On the other hand, male fragility can also refer to the vulnerability some men feel when their masculinity is put into question by a woman. For example, a group of men recently sued a female carpenter for $15 million because she’d criticized their construction-themed podcast. On her Instagram platform, she’d reproached the men for normalizing sexism on their podcast. The lawsuit has since been dropped; but $15 million, I’d imagine that that’s the value of their egos smashed to smithereens by their critic!
As a feminist, I’ve lost friends because I’ve pointed out some of their sexist behavior. These remarks have been pretty trifling for the most part. For example, I’ve mentioned a lack of consideration for a woman’s point of view, or pointed out their propensity to defend their fellow male chums. Nothing really serious. Always, elements we could have discussed. Their replies have been without appeal: they couldn’t possibly be sexist, they don’t want to talk about it, and they’ve cut me off.
I’ve had to take a good look at myself after such incidents. Were my remarks taken the wrong way? Could I have been less severe? Could my tone have been gentler? We’ll never have an answer. And that’s a trap.
Do I have to be softer and gentler as a woman so as not to offend certain sensibilities? The answer to that should be, no. We’re just making the problem worse by feeding into such stereotypes.
I’ve talked to feminist friends of mine who have experienced the same situation. They were “blocked” by men after a disagreement.

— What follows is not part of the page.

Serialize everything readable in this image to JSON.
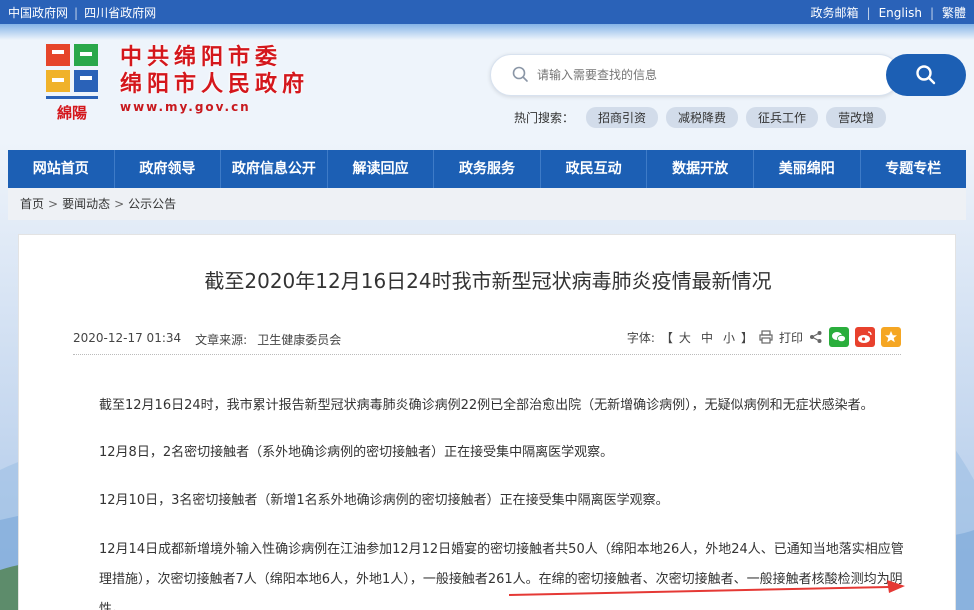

I understand where this is coming from. We teach men to be confident in themselves, and, as a consequence, that they’re always naturally in the right. We haven’t taught them to manage their own emotions, especially those that upset them when they realize that they might be wrong, when they recognize their own imperfection. Some react by cutting off all dialogue and retreating into themselves.
When we talk of male fragility, we’re not reproaching men for being fragile. We’re reproaching them because they won’t embrace that fragility. Being vulnerable takes away none of their masculinity.
Au contraire, they should be able to listen to everything while being capable of saying: “that hurts.”